Give the entries again exactly; drop the pictures.

**RECORDS PROVIDED**
▬▬▬
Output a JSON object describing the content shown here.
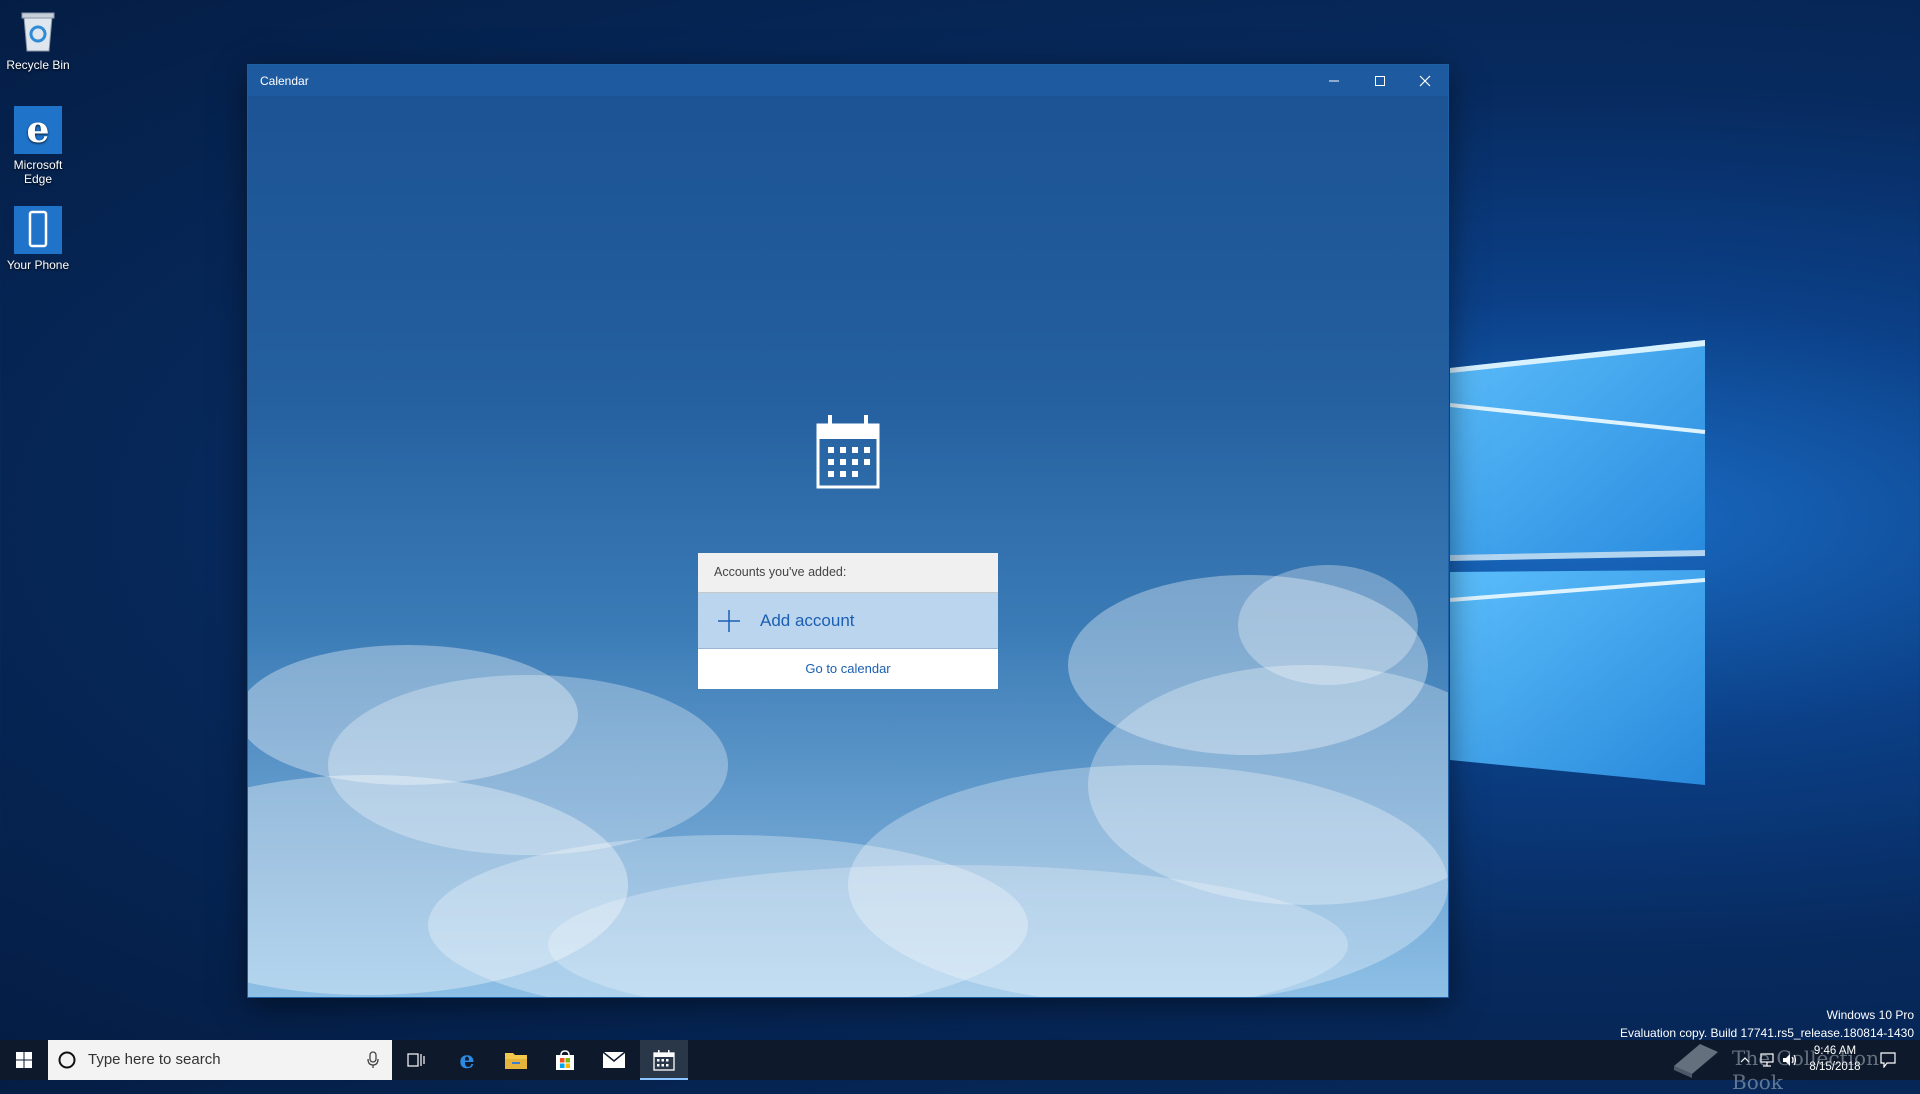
{
  "desktop": {
    "icons": [
      {
        "label": "Recycle Bin",
        "icon": "recycle-bin-icon"
      },
      {
        "label": "Microsoft Edge",
        "icon": "edge-icon"
      },
      {
        "label": "Your Phone",
        "icon": "phone-icon"
      }
    ],
    "watermark_line1": "Windows 10 Pro",
    "watermark_line2": "Evaluation copy. Build 17741.rs5_release.180814-1430",
    "overlay_text": "The Collection Book"
  },
  "window": {
    "title": "Calendar",
    "controls": [
      "minimize",
      "maximize",
      "close"
    ]
  },
  "accounts": {
    "header": "Accounts you've added:",
    "add_account_label": "Add account",
    "go_to_calendar_label": "Go to calendar"
  },
  "taskbar": {
    "search_placeholder": "Type here to search",
    "pinned": [
      "task-view-icon",
      "edge-icon",
      "file-explorer-icon",
      "store-icon",
      "mail-icon",
      "calendar-icon"
    ],
    "time": "9:46 AM",
    "date": "8/15/2018"
  },
  "colors": {
    "accent": "#1a5fb3",
    "titlebar": "#1d5aa0",
    "taskbar": "#0e1a2b"
  }
}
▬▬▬
**ANSWER**
Output a JSON object describing the content shown here.
{
  "desktop": {
    "icons": [
      {
        "label": "Recycle Bin",
        "icon": "recycle-bin-icon"
      },
      {
        "label": "Microsoft Edge",
        "icon": "edge-icon"
      },
      {
        "label": "Your Phone",
        "icon": "phone-icon"
      }
    ],
    "watermark_line1": "Windows 10 Pro",
    "watermark_line2": "Evaluation copy. Build 17741.rs5_release.180814-1430",
    "overlay_text": "The Collection Book"
  },
  "window": {
    "title": "Calendar",
    "controls": [
      "minimize",
      "maximize",
      "close"
    ]
  },
  "accounts": {
    "header": "Accounts you've added:",
    "add_account_label": "Add account",
    "go_to_calendar_label": "Go to calendar"
  },
  "taskbar": {
    "search_placeholder": "Type here to search",
    "pinned": [
      "task-view-icon",
      "edge-icon",
      "file-explorer-icon",
      "store-icon",
      "mail-icon",
      "calendar-icon"
    ],
    "time": "9:46 AM",
    "date": "8/15/2018"
  },
  "colors": {
    "accent": "#1a5fb3",
    "titlebar": "#1d5aa0",
    "taskbar": "#0e1a2b"
  }
}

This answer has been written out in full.